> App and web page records
■ ■ ■ ■

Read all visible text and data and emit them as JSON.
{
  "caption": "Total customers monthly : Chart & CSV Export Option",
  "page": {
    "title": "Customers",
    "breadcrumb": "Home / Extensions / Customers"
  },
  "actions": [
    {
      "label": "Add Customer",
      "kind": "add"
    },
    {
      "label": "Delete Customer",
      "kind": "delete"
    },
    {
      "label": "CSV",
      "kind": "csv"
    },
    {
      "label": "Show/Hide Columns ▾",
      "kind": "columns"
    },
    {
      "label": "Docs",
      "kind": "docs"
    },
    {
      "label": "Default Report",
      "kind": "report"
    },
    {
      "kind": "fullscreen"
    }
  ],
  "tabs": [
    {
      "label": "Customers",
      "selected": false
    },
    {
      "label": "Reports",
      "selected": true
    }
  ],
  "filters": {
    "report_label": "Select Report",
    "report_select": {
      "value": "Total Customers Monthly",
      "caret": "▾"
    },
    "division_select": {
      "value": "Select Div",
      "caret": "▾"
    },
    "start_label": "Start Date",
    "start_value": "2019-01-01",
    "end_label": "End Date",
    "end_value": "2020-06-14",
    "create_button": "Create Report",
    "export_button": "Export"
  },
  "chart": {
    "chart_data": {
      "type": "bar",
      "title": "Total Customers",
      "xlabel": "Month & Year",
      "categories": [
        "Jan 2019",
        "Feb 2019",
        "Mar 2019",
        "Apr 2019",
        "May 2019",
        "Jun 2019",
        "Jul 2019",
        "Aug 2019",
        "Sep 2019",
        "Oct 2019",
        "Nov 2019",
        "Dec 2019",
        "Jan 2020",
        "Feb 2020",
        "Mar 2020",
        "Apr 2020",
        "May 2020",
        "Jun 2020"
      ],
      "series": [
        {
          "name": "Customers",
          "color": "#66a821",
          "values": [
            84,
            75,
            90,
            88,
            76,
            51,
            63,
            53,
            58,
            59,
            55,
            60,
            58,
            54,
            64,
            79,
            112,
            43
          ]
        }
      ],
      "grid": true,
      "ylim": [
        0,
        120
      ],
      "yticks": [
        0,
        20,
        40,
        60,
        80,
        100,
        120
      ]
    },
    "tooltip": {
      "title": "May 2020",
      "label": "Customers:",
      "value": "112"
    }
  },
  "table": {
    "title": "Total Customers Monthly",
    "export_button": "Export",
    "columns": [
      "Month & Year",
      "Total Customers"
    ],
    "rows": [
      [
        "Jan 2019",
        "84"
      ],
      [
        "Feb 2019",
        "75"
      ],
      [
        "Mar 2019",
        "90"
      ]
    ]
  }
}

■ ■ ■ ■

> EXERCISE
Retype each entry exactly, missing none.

> WRITTEN ANSWER
Read all visible text and data and emit them as JSON.
{
  "caption": "Total customers monthly : Chart & CSV Export Option",
  "page": {
    "title": "Customers",
    "breadcrumb": "Home / Extensions / Customers"
  },
  "actions": [
    {
      "label": "Add Customer",
      "kind": "add"
    },
    {
      "label": "Delete Customer",
      "kind": "delete"
    },
    {
      "label": "CSV",
      "kind": "csv"
    },
    {
      "label": "Show/Hide Columns ▾",
      "kind": "columns"
    },
    {
      "label": "Docs",
      "kind": "docs"
    },
    {
      "label": "Default Report",
      "kind": "report"
    },
    {
      "kind": "fullscreen"
    }
  ],
  "tabs": [
    {
      "label": "Customers",
      "selected": false
    },
    {
      "label": "Reports",
      "selected": true
    }
  ],
  "filters": {
    "report_label": "Select Report",
    "report_select": {
      "value": "Total Customers Monthly",
      "caret": "▾"
    },
    "division_select": {
      "value": "Select Div",
      "caret": "▾"
    },
    "start_label": "Start Date",
    "start_value": "2019-01-01",
    "end_label": "End Date",
    "end_value": "2020-06-14",
    "create_button": "Create Report",
    "export_button": "Export"
  },
  "chart": {
    "chart_data": {
      "type": "bar",
      "title": "Total Customers",
      "xlabel": "Month & Year",
      "categories": [
        "Jan 2019",
        "Feb 2019",
        "Mar 2019",
        "Apr 2019",
        "May 2019",
        "Jun 2019",
        "Jul 2019",
        "Aug 2019",
        "Sep 2019",
        "Oct 2019",
        "Nov 2019",
        "Dec 2019",
        "Jan 2020",
        "Feb 2020",
        "Mar 2020",
        "Apr 2020",
        "May 2020",
        "Jun 2020"
      ],
      "series": [
        {
          "name": "Customers",
          "color": "#66a821",
          "values": [
            84,
            75,
            90,
            88,
            76,
            51,
            63,
            53,
            58,
            59,
            55,
            60,
            58,
            54,
            64,
            79,
            112,
            43
          ]
        }
      ],
      "grid": true,
      "ylim": [
        0,
        120
      ],
      "yticks": [
        0,
        20,
        40,
        60,
        80,
        100,
        120
      ]
    },
    "tooltip": {
      "title": "May 2020",
      "label": "Customers:",
      "value": "112"
    }
  },
  "table": {
    "title": "Total Customers Monthly",
    "export_button": "Export",
    "columns": [
      "Month & Year",
      "Total Customers"
    ],
    "rows": [
      [
        "Jan 2019",
        "84"
      ],
      [
        "Feb 2019",
        "75"
      ],
      [
        "Mar 2019",
        "90"
      ]
    ]
  }
}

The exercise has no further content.